Developing Reading Fluency in Schools

In this blog, we define and explore reading fluency, an important reading skill which is sometimes neglected. We also share some practical ideas for developing fluency for individuals and in the classroom.

Fluency and the Reading Framework

In July 2023, we wrote a blog outlining key elements of the revised Reading Framework (DfE Jul 2023). Over the next few weeks, we will explore this document in more detail to consider how some recommendations can be incorporated into school and classroom practice. In the first of this series, we look at reading fluency.

What is Reading Fluency?

Reading fluency is defined as reading with accuracy (reading words correctly), automaticity (reading words at an appropriate speed without great effort) and prosody (appropriate stress and intonation).                                             

Improving Literacy in KS2 EEF 2021 Improving Literacy in Key Stage 2 | EEF (

Fluency is not just about speed but also how the reading sounds; for example, does the reader use the appropriate expression? Do they ‘read’ the punctuation and the words?

It is important to aim for fluency at every stage of a pupil’s reading journey (sometimes called progressive fluency) because it can be difficult to change if pupils get into a habit of reading slowly, word by word. The simple view of reading, the model on which the National Curriculum is based, focuses on word and language comprehension as the two key elements of reading. Fluency has been described as an essential bridge between these elements because it encompasses word recognition alongside semantic and syntactic knowledge.

The Importance of Reading Fluency

There are several reasons why reading fluency is important. These include:

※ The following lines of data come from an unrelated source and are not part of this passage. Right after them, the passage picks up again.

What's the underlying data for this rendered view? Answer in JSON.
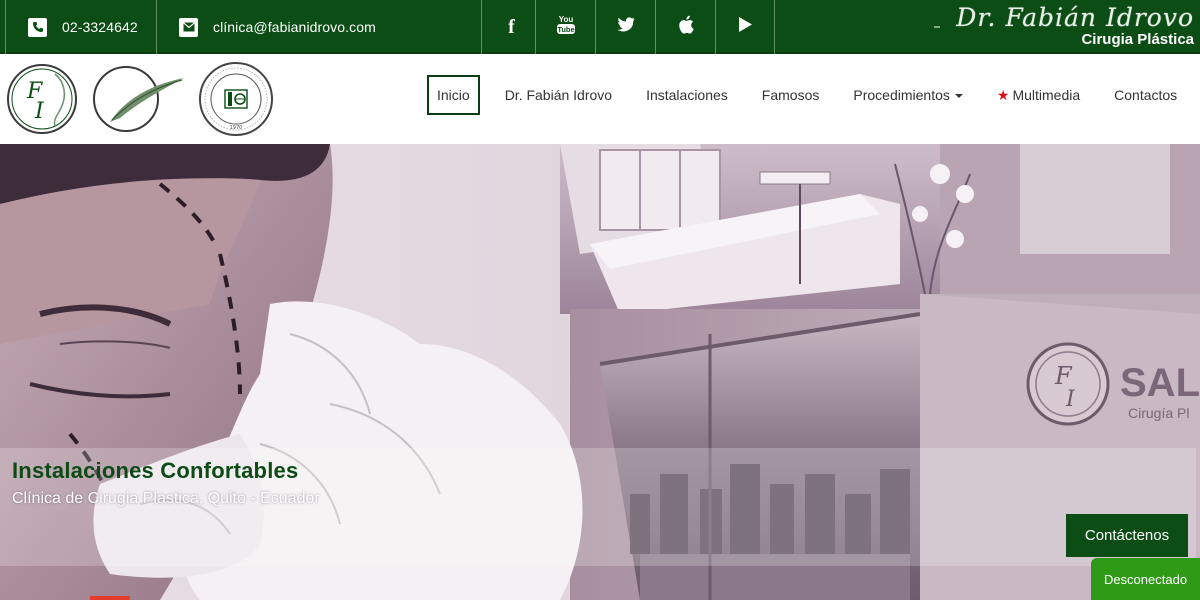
{
  "topbar": {
    "phone": "02-3324642",
    "email": "clínica@fabianidrovo.com",
    "social": [
      {
        "name": "facebook-icon",
        "glyph": "f"
      },
      {
        "name": "youtube-icon",
        "glyph": "You Tube"
      },
      {
        "name": "twitter-icon",
        "glyph": ""
      },
      {
        "name": "apple-icon",
        "glyph": ""
      },
      {
        "name": "play-icon",
        "glyph": "▶"
      }
    ],
    "brand_signature": "Dr. Fabián Idrovo",
    "brand_subtitle": "Cirugia Plástica"
  },
  "nav": {
    "items": [
      {
        "label": "Inicio",
        "active": true
      },
      {
        "label": "Dr. Fabián Idrovo"
      },
      {
        "label": "Instalaciones"
      },
      {
        "label": "Famosos"
      },
      {
        "label": "Procedimientos",
        "dropdown": true
      },
      {
        "label": "Multimedia",
        "starred": true
      },
      {
        "label": "Contactos"
      }
    ],
    "logo1_text": "FI"
  },
  "hero": {
    "title": "Instalaciones Confortables",
    "subtitle": "Clínica de Cirugia Plastica, Quito - Ecuador",
    "cta": "Contáctenos",
    "sign_text": "SAL",
    "sign_sub": "Cirugía Pl"
  },
  "status": {
    "label": "Desconectado"
  },
  "colors": {
    "primary": "#0b4d14",
    "accent_red": "#d8131b",
    "status_green": "#2e9a16"
  }
}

  • Reading comprehension – if pupils are reading slowly, word by word, their understanding of the text will be impeded because they are less likely to gain meaning within and across sentences
  • Reading for pleasure – pupils who are fluent in reading are more likely to enjoy it and, therefore, read more
  • Pupils who read widely are more likely to do well at school – reading supports vocabulary development and will help to increase pupil’s knowledge and understanding of the world
  • The demands of the curriculum and examinations.  For example, pupils who don’t read fluently may struggle to read all of the KS2 Reading SATs paper or complete the reading required in the secondary school curriculum

Practical Ideas for Developing Fluency in Reading

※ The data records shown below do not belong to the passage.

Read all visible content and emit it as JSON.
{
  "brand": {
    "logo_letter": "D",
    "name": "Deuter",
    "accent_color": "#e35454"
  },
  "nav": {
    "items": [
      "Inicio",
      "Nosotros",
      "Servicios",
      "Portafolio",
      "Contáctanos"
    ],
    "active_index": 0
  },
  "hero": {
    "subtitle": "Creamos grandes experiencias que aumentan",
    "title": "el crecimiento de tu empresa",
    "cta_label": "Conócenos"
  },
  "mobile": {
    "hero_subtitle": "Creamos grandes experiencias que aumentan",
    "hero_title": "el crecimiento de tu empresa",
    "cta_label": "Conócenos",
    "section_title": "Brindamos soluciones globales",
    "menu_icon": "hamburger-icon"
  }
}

How, then, can we encourage pupils to read with greater fluency? Here are some practical suggestions for improving reading fluency in your classroom:

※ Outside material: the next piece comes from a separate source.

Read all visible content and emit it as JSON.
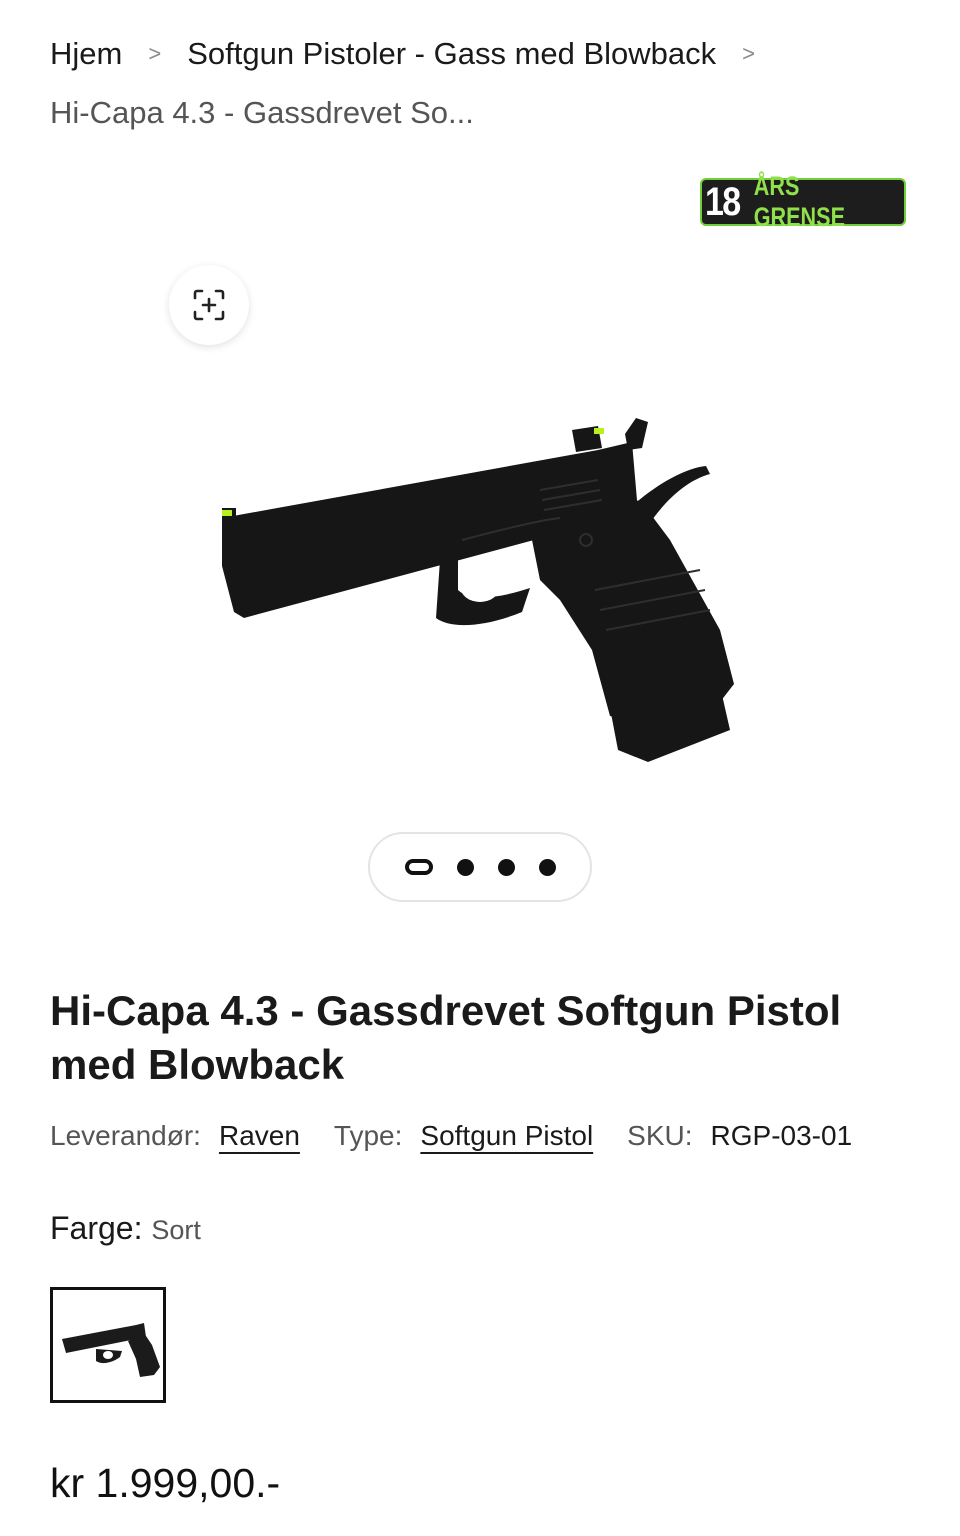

  • When listening to pupils read, pay attention to how the reading sounds, accuracy, and understanding. This will encourage pupils to think about that aspect of their reading
  • Model how reading should sound
  • In the early stages of reading, focus on helping pupils to decode quickly and to increase the number of words they can read automatically – frequent reading opportunities are essential
  • Choose texts which lend themselves to fluent reading e.g. ones with repeated key phrases such as Run, run as fast as you can, The Highwayman came riding
  • When reading dialogue, talk about how the character might say something
  • Once one-to-one correspondence is secure, encourage pupils to use their eyes rather than their fingers to keep their place, as pointing can slow reading down
  • Ask pupils to prepare a short extract to read aloud
  • Prepare texts as a class for reading aloud – possibly as a performance. Stages could include modelling how it should sound, reading it together/silently/to a partner, dividing text up so individuals/groups read different sections
  • Prepare poems to read together as a performance
  • Encourage re-reading extracts/early reading books – this aids fluency and comprehension. Books which have been read in school are ideal to send home
  • Make a point of praising learners for how the reading sounds

In Summary

If you would like to know more about reading fluency, including more practical ideas for teaching, why not attend our webinar Developing Fluency in Reading

For further information and resources on reading fluency, visit Timothy Rasinski, Ph.D. – Resources (

Look out for our next blog in the series titled Organising Books.